However, it will afford you the opportunity to add positive credit to your credit reports, which in turn will give you the credit scores you need to qualify for traditional unsecured credit cards. This is why I call these type of cards ‘gateway credit cards’. They open the gates to better forms of credit with proper usage.
Try A Merchant Account
Merchant accounts get a bad rep, but if you’re serious about establishing good credit, they do come in handy. Fingerhut is a popular merchant account. They have a credit program called Fresh Start. Their Fresh Start merchant account starts off as an installment loan that you’ll make payments on for 6 months (can pay off sooner, but CANNOT be paid off with your first payment). After successful payments are made, you are upgraded to a Fingerhut Credit Card.
Let me be clear; this is a gateway card as well; you will find their products are severely overpriced and the delivery fee is outrageous! However, Fingerhut accounts have built thousands of my student’s and client’s credit scores over the years when used properly. Basically, you find an affordable product, pray for a free delivery promotion, place your order using your Fresh Start Account, make timely payments, and in 3 months (when I suggest my clients pay it off), you have a new credit card reporting on your account! And guess what? It’s an unsecured credit card account! After my client’s get this card, I have them apply for Capital One after a couple months, and they are approved over 90% of the time.
Hutton Chase and My Jeweler’s Club are 2 other merchant account providers that I recommend to my clients.
Try a Credit Builder Loan
Credit builder loans are a great tool to use when building credit from scratch. When my clients are rebuilding, however, I like to first determine if they need an installment loan on their credit profile, or if we should work harder to obtain a revolving account. It’s important to do this because credit cards build our credit scores faster that installment loans. So, if my client already has a car or student loan accounts that are positively impacting their credit scores, another loan won’t be much help; a credit card will.

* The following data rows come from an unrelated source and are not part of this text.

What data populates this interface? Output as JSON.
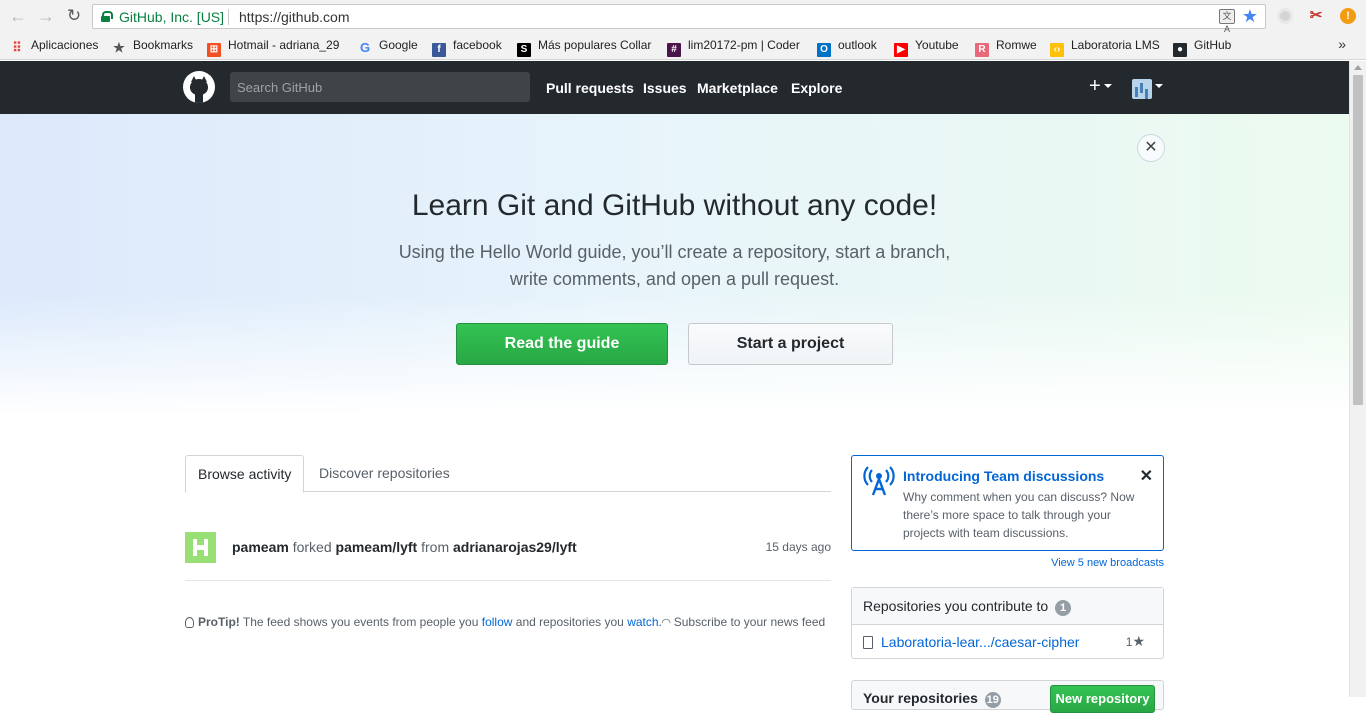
{
  "browser": {
    "site_identity": "GitHub, Inc. [US]",
    "url": "https://github.com",
    "bookmarks": [
      {
        "label": "Aplicaciones",
        "icon": "apps-grid-icon",
        "color": "#e8453c"
      },
      {
        "label": "Bookmarks",
        "icon": "star-icon",
        "color": "#555555"
      },
      {
        "label": "Hotmail - adriana_29",
        "icon": "windows-icon",
        "color": "#f25022"
      },
      {
        "label": "Google",
        "icon": "google-icon",
        "color": "#4285f4"
      },
      {
        "label": "facebook",
        "icon": "facebook-icon",
        "color": "#3b5998"
      },
      {
        "label": "Más populares Collar",
        "icon": "s-icon",
        "color": "#000000"
      },
      {
        "label": "lim20172-pm | Coder",
        "icon": "slack-icon",
        "color": "#4a154b"
      },
      {
        "label": "outlook",
        "icon": "outlook-icon",
        "color": "#0072c6"
      },
      {
        "label": "Youtube",
        "icon": "youtube-icon",
        "color": "#ff0000"
      },
      {
        "label": "Romwe",
        "icon": "romwe-icon",
        "color": "#e86a7a"
      },
      {
        "label": "Laboratoria LMS",
        "icon": "laboratoria-icon",
        "color": "#ffc107"
      },
      {
        "label": "GitHub",
        "icon": "github-icon",
        "color": "#24292e"
      }
    ],
    "more_bookmarks": "»"
  },
  "header": {
    "search_placeholder": "Search GitHub",
    "nav": [
      "Pull requests",
      "Issues",
      "Marketplace",
      "Explore"
    ],
    "plus": "+"
  },
  "hero": {
    "close": "✕",
    "title": "Learn Git and GitHub without any code!",
    "text_line1": "Using the Hello World guide, you’ll create a repository, start a branch,",
    "text_line2": "write comments, and open a pull request.",
    "primary_button": "Read the guide",
    "secondary_button": "Start a project"
  },
  "tabs": [
    "Browse activity",
    "Discover repositories"
  ],
  "feed": {
    "actor": "pameam",
    "action": "forked",
    "repo": "pameam/lyft",
    "from_word": "from",
    "source": "adrianarojas29/lyft",
    "time": "15 days ago"
  },
  "protip": {
    "label": "ProTip!",
    "text1": "The feed shows you events from people you",
    "follow": "follow",
    "text2": "and repositories you",
    "watch": "watch.",
    "text3": "Subscribe to your news feed"
  },
  "broadcast": {
    "title": "Introducing Team discussions",
    "body": "Why comment when you can discuss? Now there’s more space to talk through your projects with team discussions.",
    "close": "✕",
    "view_link": "View 5 new broadcasts"
  },
  "contribute": {
    "title": "Repositories you contribute to",
    "count": "1",
    "repo": "Laboratoria-lear.../caesar-cipher",
    "stars": "1"
  },
  "your_repos": {
    "title": "Your repositories",
    "count": "19",
    "new_button": "New repository"
  }
}
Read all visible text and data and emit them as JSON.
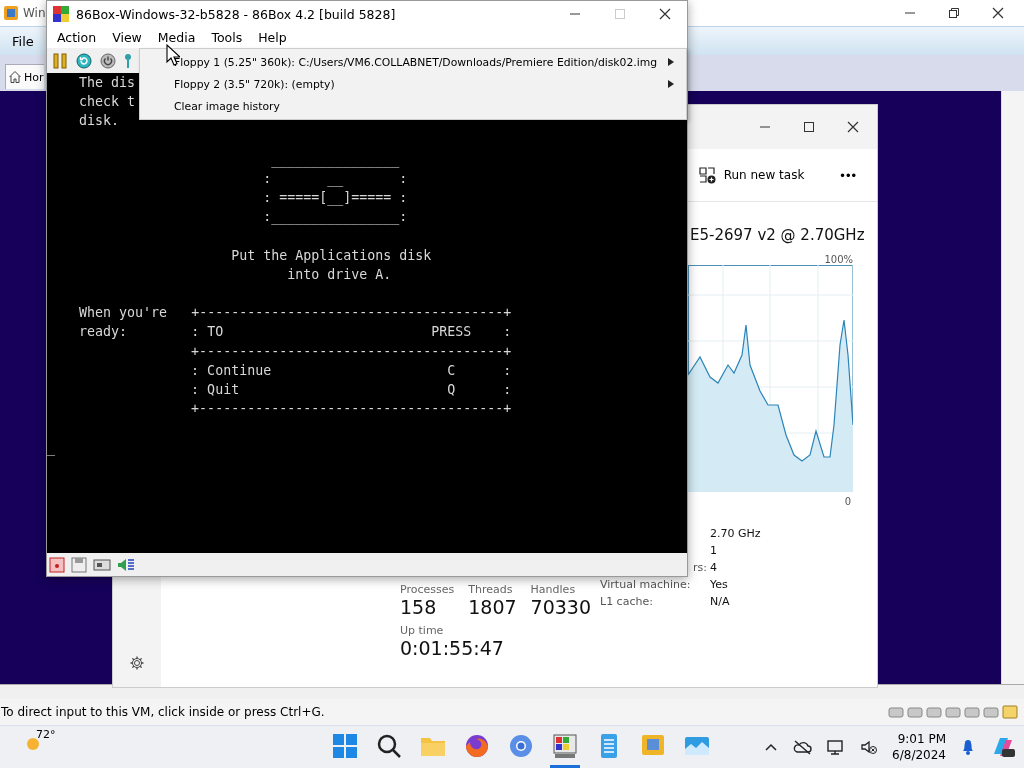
{
  "host_window": {
    "title": "Win",
    "menu": [
      "File"
    ],
    "tab": "Hor",
    "status_bar": "To direct input to this VM, click inside or press Ctrl+G."
  },
  "emulator_window": {
    "title": "86Box-Windows-32-b5828 - 86Box 4.2 [build 5828]",
    "menu": [
      "Action",
      "View",
      "Media",
      "Tools",
      "Help"
    ],
    "media_menu": [
      {
        "label": "Floppy 1 (5.25\" 360k): C:/Users/VM6.COLLABNET/Downloads/Premiere Edition/disk02.img",
        "submenu": true
      },
      {
        "label": "Floppy 2 (3.5\" 720k): (empty)",
        "submenu": true
      },
      {
        "label": "Clear image history",
        "submenu": false
      }
    ],
    "screen_blocks": [
      [
        "    The dis",
        "    check t",
        "    disk."
      ],
      [
        "                            ________________",
        "                           :       __       :",
        "                           : =====[__]===== :",
        "                           :________________:"
      ],
      [
        "                       Put the Applications disk",
        "                              into drive A."
      ],
      [
        "    When you're   +--------------------------------------+",
        "    ready:        : TO                          PRESS    :",
        "                  +--------------------------------------+",
        "                  : Continue                      C      :",
        "                  : Quit                          Q      :",
        "                  +--------------------------------------+"
      ],
      [
        "_"
      ]
    ]
  },
  "task_manager": {
    "command": "Run new task",
    "more": "•••",
    "cpu_name": "E5-2697 v2 @ 2.70GHz",
    "graph_max": "100%",
    "graph_min": "0",
    "stats": [
      {
        "label": "Processes",
        "value": "158"
      },
      {
        "label": "Threads",
        "value": "1807"
      },
      {
        "label": "Handles",
        "value": "70330"
      }
    ],
    "uptime_label": "Up time",
    "uptime": "0:01:55:47",
    "specs": [
      {
        "kind": "value",
        "value": "2.70 GHz"
      },
      {
        "kind": "value",
        "value": "1"
      },
      {
        "kind": "cut",
        "label": "rs:",
        "value": "4"
      },
      {
        "kind": "full",
        "label": "Virtual machine:",
        "value": "Yes"
      },
      {
        "kind": "full",
        "label": "L1 cache:",
        "value": "N/A"
      }
    ]
  },
  "taskbar": {
    "temperature": "72°",
    "time": "9:01 PM",
    "date": "6/8/2024"
  }
}
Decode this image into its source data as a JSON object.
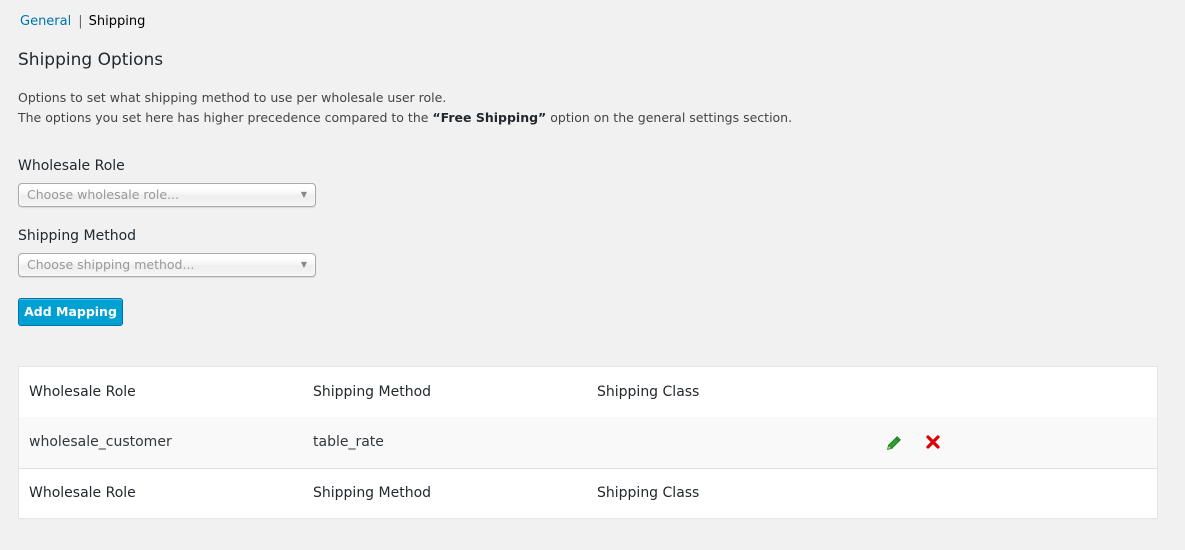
{
  "subnav": {
    "general": "General",
    "separator": "|",
    "shipping": "Shipping"
  },
  "section": {
    "title": "Shipping Options",
    "desc_line1": "Options to set what shipping method to use per wholesale user role.",
    "desc_line2_pre": "The options you set here has higher precedence compared to the ",
    "desc_line2_bold": "“Free Shipping”",
    "desc_line2_post": " option on the general settings section."
  },
  "form": {
    "role_label": "Wholesale Role",
    "role_placeholder": "Choose wholesale role...",
    "method_label": "Shipping Method",
    "method_placeholder": "Choose shipping method...",
    "add_button": "Add Mapping"
  },
  "table": {
    "headers": [
      "Wholesale Role",
      "Shipping Method",
      "Shipping Class"
    ],
    "rows": [
      {
        "role": "wholesale_customer",
        "method": "table_rate",
        "class": ""
      }
    ],
    "footers": [
      "Wholesale Role",
      "Shipping Method",
      "Shipping Class"
    ]
  },
  "colors": {
    "accent": "#00a0d2",
    "link": "#0073aa",
    "edit": "#1e8a1e",
    "delete": "#dd0000"
  },
  "icons": {
    "dropdown": "triangle-down",
    "edit": "pencil-icon",
    "delete": "x-icon"
  }
}
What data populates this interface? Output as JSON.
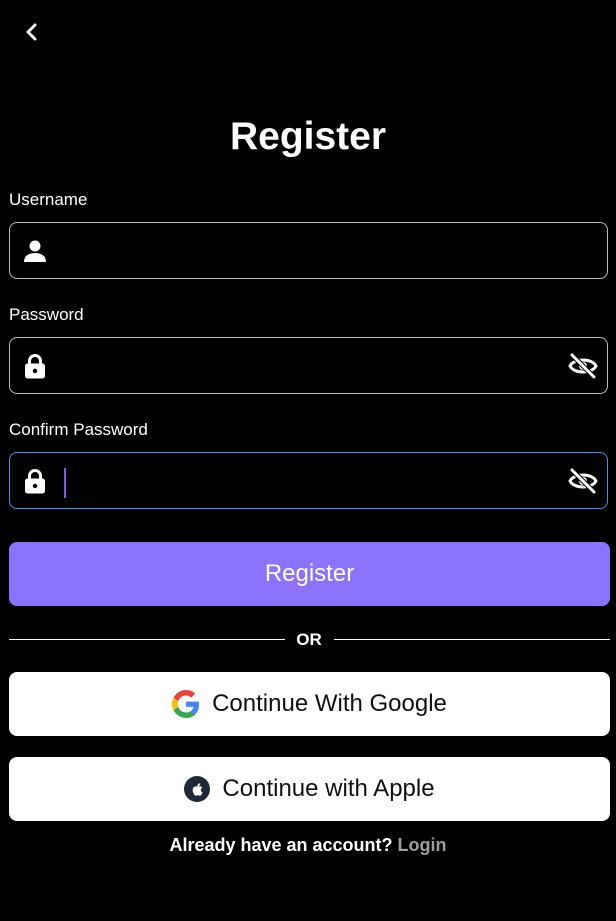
{
  "header": {
    "back_icon": "chevron-left-icon",
    "title": "Register"
  },
  "form": {
    "username": {
      "label": "Username",
      "value": "",
      "icon": "person-icon"
    },
    "password": {
      "label": "Password",
      "value": "",
      "icon": "lock-icon",
      "toggle_icon": "eye-off-icon"
    },
    "confirm_password": {
      "label": "Confirm Password",
      "value": "",
      "icon": "lock-icon",
      "toggle_icon": "eye-off-icon",
      "focused": true
    }
  },
  "register_button": {
    "label": "Register"
  },
  "separator": {
    "text": "OR"
  },
  "social": {
    "google_label": "Continue With Google",
    "google_icon": "google-icon",
    "apple_label": "Continue with Apple",
    "apple_icon": "apple-icon"
  },
  "footer": {
    "question": "Already have an account?",
    "login_link": "Login"
  },
  "colors": {
    "background": "#000000",
    "primary": "#8b73ff",
    "focus_border": "#4e8fe6",
    "field_border": "#bdbdbd",
    "muted_link": "#9e9e9e"
  }
}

If, however, my client doesn’t have much credit at all, a credit builder loan would be great!
A credit builder loan can work one of two ways:
- You open and deposit money into a bank account and can borrow up to the total amount in your bank account. The bank account is typically an interest-bearing one, and you must maintain the amount of your loan in your bank account.
- You are approved for a credit builder loan, but no funds are released to you until you complete the payments on the loan first. For example; you’re approved for $500. You make payments prior to receiving the $500. Upon completion the $500 is sent to you, usually in the form of a check or direct deposit.
Credit unions are the most popular place to obtain a credit builder loan, however, Self Lender has been gaining popularity as well. I’ve found that Credit Unions usually report to about 2 credit bureaus; whereas Self Lender will report to all 3. The relationship that you establish with a good credit union is immeasurable, so I encourage you to consider both options.
Once You’ve Got It, Use it Wisely
I’ve mentioned ‘proper usage’ a few times, and thought it would be best to explain how to properly use your new card.
- Terms vary per credit card provider. Read your terms to use your card properly.
- Pay on time, every time.
- Keep balances below 10%; so, if the credit card limit is $200, spend less than $20 per month.
- Pay in full when you get the bill, no need to carry over a balance to the next billing cycle. This will help you to avoid being charged any interest.
Hope this helps!
If you have any questions, feel free to post them in my online community, Credit Makes $ense, and I’ll be more than happy to answer them for you.
If you need assistance in Rebuilding Your Credit, you can schedule your strategy session at consult.mnhfinancialservices.com; we’d love to help 😊